Sitemap: https://swiftype.com/documentation/possible_second_sitemap.xml

The crawler will follow this map and index the pages that it finds, following the links within those pages, until it has crawled the entire surface area of the website. Given the crawler's natural inclination to follow links, the default crawl might include too many pages, looking too far into things that one might not want indexed into their Site Search Engine.

A robots.txt file can be used to point to sitemaps in distant locations, but it won't restrict the crawling to those pages. Instead, you can both define sitemap locations and provide restrictions within the Site Search dashboard using Advanced Settings...

Advanced Settings are only available within Pro or Premium plans.
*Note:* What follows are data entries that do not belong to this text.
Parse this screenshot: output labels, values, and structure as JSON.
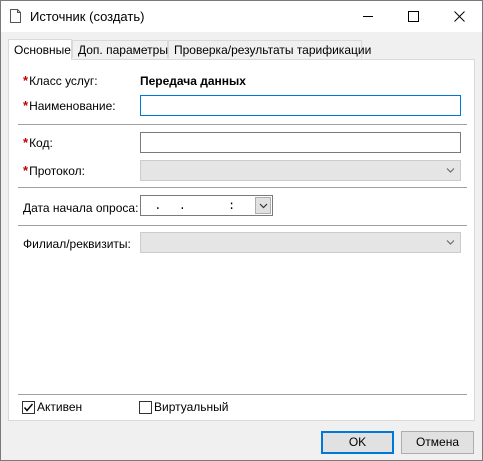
{
  "window": {
    "title": "Источник (создать)"
  },
  "tabs": [
    {
      "label": "Основные",
      "active": true
    },
    {
      "label": "Доп. параметры",
      "active": false
    },
    {
      "label": "Проверка/результаты тарификации",
      "active": false
    }
  ],
  "form": {
    "required_mark": "*",
    "service_class_label": "Класс услуг:",
    "service_class_value": "Передача данных",
    "name_label": "Наименование:",
    "name_value": "",
    "code_label": "Код:",
    "code_value": "",
    "protocol_label": "Протокол:",
    "protocol_value": "",
    "poll_start_label": "Дата начала опроса:",
    "poll_start_mask": " .  .     :  :",
    "branch_label": "Филиал/реквизиты:",
    "branch_value": ""
  },
  "checkboxes": {
    "active_label": "Активен",
    "active_checked": true,
    "virtual_label": "Виртуальный",
    "virtual_checked": false
  },
  "buttons": {
    "ok_label": "OK",
    "cancel_label": "Отмена"
  }
}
Read Advanced Settings documentation.
Optimization - A list of websites within the Domains section of the Site Search dashboard, with Advanced Settings selected.
After clicking on domains, a list of your managed domains appears. Clicking the manage drop down reveals four options: recrawl, manage crawl rules, advanced settings, and delete. Advanced settings is selected.

There are two different aspects of Advanced Settings, the Global Settings view which is shared among all domains and the domain specific view, which allows you to configure each domain by selecting it via the dropdown menu:

Optimization - The Advanced Settings, which aren't too complicated, really.
The advanced settings page, with no changes.

Within this view you have control over whether crawling is manual or automatic, restricted to sitemaps, or not. Consider above where we specified Sitemap: within a robots.txt file. You can do the same thing within Advanced Settings -- add your custom sitemap URLs for each domain, then activate the Restrict Crawling to Sitemaps switch:

Optimization - Crawling restricted to only custom sitemaps.
The advanced settings page, the Restrict Crawling to Sitemaps switch is active.

Now the crawler will think as such:

Visit the website, look for the sitemap. Find the sitemap, follow it, index and crawl only the URLs that are listed, without following or indexing any additional URLs.

Remember that a sitemap is not an direct representation of your Engine contents and removing a document from your sitemap will not remove the document from Engine and its awareness.

With this style of crawling, it is up to you to maintain concise and accurate sitemaps. But doing so will put the crawler on a much smaller circuit than if it were to crawl and follow all of your available pages. For you, that means speedier crawls and a more accurate search engine.


Stuck? Looking for help? Contact support or check out the Site Search community forum!